US BDCs are booming, but a reporting revamp is needed

While the BDC sector is riding high, an improvement in reporting standards could attract many more institutional investors, says Cliffwater's Stephen Nesbitt

US business development companies continue to improve as changes brought about in 2019 give the market a lot to build upon.

The institutionalisation of the BDC market took a significant step forward, and this will continue in 2020. Large, respected alternatives firms – among them Barings, Bain, Carlyle, KKR, Oaktree and Owl Rock – are running publicly traded BDCs, either through acquisitions or IPOs. They are replacing managers that lacked the skill, scale or governance necessary to attract or retain investors.

Public and private

Other institutional quality managers will posture to get into the mix. Crescent Capital, a private BDC, is seeking to acquire the undersized and poor-performing Alcentra Capital to create a fully scaled and institutional-quality public BDC. Other institutional names, such as Blackstone and TCW, are incubating their private BDCs for IPOs.

Anticipated action by the Securities and Exchange Commission could spur further interest in BDCs and growth in the sector. Foremost among the expected regulatory reforms would be the change in the disclosure of fees and expenses that put BDCs at a disadvantage relative to similar investments, such as real estate investment trusts. A revamp of reporting would motivate index funds and institutional mutual funds to again invest in BDCs, from which they divested five years ago because of concerns over expense ratios. The SEC rule limiting individual shareholdings to 3 percent of outstanding shares, effectively shutting down corporate governance and thereby allowing poor-performing BDCs to continue, is also expected to change.

Strong BDC fundamentals contributing to high yields are a third factor that bodes well for 2020. Despite yield compression across all asset classes, BDCs, represented by the Cliffwater Direct Lending Index, are reporting a combined yield (income after fees but before credit losses) equal to 9.5 percent.

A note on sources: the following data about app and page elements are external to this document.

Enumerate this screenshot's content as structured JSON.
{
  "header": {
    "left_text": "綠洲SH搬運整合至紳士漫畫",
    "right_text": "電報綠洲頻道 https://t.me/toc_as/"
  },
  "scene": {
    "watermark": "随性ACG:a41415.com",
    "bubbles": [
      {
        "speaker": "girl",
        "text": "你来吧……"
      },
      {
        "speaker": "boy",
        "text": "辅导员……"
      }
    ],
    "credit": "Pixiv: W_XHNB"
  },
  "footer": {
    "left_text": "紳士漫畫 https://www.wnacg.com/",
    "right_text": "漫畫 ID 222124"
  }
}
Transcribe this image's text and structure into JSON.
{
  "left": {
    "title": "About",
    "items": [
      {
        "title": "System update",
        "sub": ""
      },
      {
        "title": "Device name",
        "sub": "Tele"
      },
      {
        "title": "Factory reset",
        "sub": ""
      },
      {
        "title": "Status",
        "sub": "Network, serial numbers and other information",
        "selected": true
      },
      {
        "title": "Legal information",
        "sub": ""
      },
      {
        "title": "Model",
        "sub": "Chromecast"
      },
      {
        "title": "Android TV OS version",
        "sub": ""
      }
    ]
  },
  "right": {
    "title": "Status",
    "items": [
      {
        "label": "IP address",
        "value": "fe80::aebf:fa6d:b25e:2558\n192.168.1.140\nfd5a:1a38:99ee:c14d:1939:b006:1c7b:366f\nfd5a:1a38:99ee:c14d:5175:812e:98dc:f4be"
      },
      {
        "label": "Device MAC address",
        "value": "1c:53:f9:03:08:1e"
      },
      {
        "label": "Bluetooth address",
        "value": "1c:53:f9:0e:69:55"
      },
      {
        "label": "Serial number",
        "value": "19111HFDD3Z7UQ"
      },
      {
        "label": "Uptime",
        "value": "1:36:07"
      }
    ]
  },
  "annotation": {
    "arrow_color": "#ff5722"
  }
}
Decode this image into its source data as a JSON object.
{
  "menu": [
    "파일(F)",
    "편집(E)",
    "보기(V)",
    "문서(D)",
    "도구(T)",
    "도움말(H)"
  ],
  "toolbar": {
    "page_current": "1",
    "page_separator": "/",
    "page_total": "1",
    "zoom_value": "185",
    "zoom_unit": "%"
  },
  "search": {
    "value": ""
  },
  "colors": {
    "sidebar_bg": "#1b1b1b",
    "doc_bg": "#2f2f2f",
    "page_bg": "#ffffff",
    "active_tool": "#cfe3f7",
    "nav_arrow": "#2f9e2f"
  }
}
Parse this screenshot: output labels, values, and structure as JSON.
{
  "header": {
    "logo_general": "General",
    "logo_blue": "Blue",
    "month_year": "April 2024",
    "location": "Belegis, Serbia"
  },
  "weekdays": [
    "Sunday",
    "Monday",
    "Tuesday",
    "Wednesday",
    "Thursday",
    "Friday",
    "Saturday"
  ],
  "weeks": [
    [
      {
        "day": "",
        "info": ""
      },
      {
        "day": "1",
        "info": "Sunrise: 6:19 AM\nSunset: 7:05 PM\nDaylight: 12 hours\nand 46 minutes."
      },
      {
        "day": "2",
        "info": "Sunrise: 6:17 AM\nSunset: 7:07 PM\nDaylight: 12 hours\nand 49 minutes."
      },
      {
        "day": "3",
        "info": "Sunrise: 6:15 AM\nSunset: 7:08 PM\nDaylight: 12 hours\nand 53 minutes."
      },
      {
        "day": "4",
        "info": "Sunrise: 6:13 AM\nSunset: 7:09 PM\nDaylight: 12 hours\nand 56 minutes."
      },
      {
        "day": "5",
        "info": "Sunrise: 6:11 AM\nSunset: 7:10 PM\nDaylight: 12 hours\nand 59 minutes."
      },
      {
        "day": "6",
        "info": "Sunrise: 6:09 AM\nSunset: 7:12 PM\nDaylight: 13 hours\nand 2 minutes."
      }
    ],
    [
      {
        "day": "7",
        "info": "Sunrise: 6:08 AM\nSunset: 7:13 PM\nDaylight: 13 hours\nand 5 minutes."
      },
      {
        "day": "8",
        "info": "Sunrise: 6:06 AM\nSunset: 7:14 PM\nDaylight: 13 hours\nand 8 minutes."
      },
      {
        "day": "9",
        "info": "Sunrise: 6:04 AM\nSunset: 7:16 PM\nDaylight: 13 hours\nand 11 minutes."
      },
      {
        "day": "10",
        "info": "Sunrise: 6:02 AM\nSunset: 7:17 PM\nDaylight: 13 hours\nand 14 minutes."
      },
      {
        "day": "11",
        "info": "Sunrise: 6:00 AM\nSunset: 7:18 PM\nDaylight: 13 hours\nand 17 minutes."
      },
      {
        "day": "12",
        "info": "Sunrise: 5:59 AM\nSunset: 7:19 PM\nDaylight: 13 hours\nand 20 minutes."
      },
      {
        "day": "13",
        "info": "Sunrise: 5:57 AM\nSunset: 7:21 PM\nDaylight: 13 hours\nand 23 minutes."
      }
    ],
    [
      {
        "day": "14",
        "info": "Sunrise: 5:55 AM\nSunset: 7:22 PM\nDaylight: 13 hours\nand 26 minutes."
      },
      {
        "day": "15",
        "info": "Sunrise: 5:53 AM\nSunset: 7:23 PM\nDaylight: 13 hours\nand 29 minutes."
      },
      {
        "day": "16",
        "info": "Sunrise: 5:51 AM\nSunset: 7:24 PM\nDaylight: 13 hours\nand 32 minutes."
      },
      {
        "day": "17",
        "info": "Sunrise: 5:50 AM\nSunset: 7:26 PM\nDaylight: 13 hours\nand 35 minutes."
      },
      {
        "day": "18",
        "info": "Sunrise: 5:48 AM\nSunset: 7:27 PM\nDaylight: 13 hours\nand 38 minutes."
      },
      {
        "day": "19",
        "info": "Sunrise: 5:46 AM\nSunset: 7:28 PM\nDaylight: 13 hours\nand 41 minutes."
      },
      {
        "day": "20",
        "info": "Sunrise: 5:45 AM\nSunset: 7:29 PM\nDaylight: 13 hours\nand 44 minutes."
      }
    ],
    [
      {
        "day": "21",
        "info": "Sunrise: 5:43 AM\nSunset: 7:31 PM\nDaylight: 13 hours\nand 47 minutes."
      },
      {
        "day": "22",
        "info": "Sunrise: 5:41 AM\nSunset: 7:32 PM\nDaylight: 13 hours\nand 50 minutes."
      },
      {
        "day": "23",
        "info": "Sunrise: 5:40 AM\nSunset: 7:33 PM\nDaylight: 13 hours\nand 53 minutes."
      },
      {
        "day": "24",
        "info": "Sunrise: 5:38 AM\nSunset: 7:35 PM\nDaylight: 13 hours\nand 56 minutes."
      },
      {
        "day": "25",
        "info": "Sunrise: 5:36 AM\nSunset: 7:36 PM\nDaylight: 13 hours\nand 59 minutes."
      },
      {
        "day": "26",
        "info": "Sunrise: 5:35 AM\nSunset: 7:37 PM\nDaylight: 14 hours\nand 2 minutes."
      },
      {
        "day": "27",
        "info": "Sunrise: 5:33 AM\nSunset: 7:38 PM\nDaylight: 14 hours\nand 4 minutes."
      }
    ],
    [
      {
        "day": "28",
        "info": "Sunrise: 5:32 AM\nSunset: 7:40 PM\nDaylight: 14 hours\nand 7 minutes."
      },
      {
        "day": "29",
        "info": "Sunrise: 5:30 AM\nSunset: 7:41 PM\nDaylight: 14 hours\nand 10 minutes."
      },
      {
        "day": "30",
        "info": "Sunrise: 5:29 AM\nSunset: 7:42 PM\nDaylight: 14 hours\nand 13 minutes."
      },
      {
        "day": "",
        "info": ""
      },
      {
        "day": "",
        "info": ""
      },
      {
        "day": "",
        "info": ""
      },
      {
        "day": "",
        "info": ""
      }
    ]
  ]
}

BKLN and JNK – indices for popular leveraged loan and high yield bond exchange-traded funds, respectively – report 4.7 percent and 5.8 percent.

Institutional investors are continuing to shift portfolio allocations to private debt to enhance risk-adjusted return and yield. The only question is whether individual BDCs will adopt the higher standards to which institutions are accustomed, and enjoy future growth, or hoard fees, maximise short-term profits and thereby lose assets. Fortunately, more and larger BDCs are institutionalising their practices.

Investors have been predicting a downturn in the credit cycle for several years. Yet history tells us that changes in the cycle cannot be ‘mastered’. The good news for 2020 is that BDCs offer access to private debt, an asset class that is long-term accretive to portfolios. The key is not predicting the future but studying the present, and looking for managers with broad platforms, strong past performance, the right strategies and investor-friendliness. These qualities maximise the probability of good outcomes in up and down markets.

Stephen Nesbitt is chief executive officer of Cliffwater, a US-based research and due diligence firm for alternative investments